NASHVILLE, Tenn. -- Muddy waters poured over the banks of Nashville's swollen Cumberland River on Monday, spilling into Music City's historic downtown streets while rescuers using boats and Jet Skis plucked stranded residents away from their flooded homes as the death toll from the weekend storms climbed to 28 people in three states.

The flash floods caused by record-breaking amounts of rain caught many here off-guard, forcing thousands to frantically flee their homes and hotels.

The rapidly rising waters killed 17 people in Tennessee alone, including 10 in Nashville, and officials feared that the death toll could increase.

Though the historic Ryman Auditorium -- the former home of the Grand Ole Opry -- and the recording studios of Music Row, were not in immediate danger, parts of other top Nashville tourist spots including the Country Music Hall of Fame and The Grand Ole Opry House were flooded.

Authorities closed off streets in downtown Nashville with the Cumberland River forecast to crest as early as Monday night at about 12 feet above flood stage after weekend storms dumped more than 13 inches of rain in two days.

About five miles east of downtown, flooding forced about 1,500 guests from the Gaylord Opryland Resort and Convention Center to evacuate Sunday night to a high school, shutting down one of the nation's largest hotel and convention centers indefinitely.

Up to 10 feet of water stood in parts of the hotel, as restaurant chairs and crates of wine glasses floated by. A life-sized Elvis statue missing his guitar was laying on its back in the nearby parking lot of the Wax Museum of the Stars.

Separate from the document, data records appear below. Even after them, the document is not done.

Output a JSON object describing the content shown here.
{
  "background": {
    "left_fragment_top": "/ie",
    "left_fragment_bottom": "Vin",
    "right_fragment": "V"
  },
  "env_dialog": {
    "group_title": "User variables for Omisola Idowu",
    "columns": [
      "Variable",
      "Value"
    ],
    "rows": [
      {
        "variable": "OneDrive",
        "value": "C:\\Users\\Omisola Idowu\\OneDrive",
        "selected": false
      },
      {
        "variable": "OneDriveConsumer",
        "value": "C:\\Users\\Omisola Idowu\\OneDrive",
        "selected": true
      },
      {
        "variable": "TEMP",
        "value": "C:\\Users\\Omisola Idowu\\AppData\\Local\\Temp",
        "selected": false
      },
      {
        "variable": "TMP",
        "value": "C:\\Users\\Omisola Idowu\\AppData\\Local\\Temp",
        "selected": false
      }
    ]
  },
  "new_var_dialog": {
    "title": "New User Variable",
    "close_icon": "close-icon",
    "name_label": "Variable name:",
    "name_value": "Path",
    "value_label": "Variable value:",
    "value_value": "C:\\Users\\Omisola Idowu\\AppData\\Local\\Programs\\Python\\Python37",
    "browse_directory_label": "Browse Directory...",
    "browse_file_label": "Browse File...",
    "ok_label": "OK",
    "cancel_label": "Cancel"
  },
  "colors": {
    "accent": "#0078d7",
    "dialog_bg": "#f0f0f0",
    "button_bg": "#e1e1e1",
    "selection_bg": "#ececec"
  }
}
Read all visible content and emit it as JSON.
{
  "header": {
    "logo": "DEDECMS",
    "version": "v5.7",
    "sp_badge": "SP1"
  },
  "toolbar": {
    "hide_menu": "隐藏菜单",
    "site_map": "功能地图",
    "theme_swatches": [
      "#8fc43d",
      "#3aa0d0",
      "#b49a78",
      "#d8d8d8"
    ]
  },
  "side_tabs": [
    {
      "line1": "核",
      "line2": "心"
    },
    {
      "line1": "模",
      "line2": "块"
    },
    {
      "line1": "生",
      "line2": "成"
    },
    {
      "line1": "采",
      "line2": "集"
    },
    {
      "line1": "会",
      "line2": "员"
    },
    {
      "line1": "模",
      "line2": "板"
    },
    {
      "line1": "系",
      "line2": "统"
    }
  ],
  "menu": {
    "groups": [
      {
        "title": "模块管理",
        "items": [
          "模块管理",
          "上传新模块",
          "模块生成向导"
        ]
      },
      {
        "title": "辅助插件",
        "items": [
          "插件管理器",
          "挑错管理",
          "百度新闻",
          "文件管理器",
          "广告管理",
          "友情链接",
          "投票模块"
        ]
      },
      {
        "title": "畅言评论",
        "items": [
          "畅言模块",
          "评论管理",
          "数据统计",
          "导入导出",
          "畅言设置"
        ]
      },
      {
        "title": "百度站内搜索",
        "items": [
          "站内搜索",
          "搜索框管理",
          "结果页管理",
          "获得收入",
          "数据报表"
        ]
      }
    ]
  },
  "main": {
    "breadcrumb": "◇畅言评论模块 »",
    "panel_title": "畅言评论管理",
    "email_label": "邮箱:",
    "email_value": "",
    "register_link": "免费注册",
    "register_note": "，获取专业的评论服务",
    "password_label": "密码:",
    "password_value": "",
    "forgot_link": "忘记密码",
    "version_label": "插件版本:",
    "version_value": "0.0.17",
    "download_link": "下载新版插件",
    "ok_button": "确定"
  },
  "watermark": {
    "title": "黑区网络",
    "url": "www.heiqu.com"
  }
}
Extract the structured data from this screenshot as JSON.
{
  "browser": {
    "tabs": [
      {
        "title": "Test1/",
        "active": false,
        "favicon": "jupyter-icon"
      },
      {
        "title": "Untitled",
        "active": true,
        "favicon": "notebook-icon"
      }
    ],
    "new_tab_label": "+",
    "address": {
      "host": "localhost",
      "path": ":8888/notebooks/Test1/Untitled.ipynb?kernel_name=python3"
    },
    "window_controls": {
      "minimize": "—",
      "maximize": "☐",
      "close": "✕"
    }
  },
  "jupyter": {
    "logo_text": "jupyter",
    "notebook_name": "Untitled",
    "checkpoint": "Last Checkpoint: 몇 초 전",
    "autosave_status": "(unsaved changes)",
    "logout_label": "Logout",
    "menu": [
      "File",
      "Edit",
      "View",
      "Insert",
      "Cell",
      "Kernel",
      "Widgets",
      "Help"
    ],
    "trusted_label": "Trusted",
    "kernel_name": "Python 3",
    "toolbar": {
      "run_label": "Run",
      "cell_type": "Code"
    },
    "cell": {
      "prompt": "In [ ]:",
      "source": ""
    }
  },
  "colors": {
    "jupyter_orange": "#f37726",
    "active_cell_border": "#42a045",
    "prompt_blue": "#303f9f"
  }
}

Gov. Phil Bredesen declared 52 of Tennessee's 95 counties as disaster areas after finishing an aerial tour and said he talked with President Barack Obama.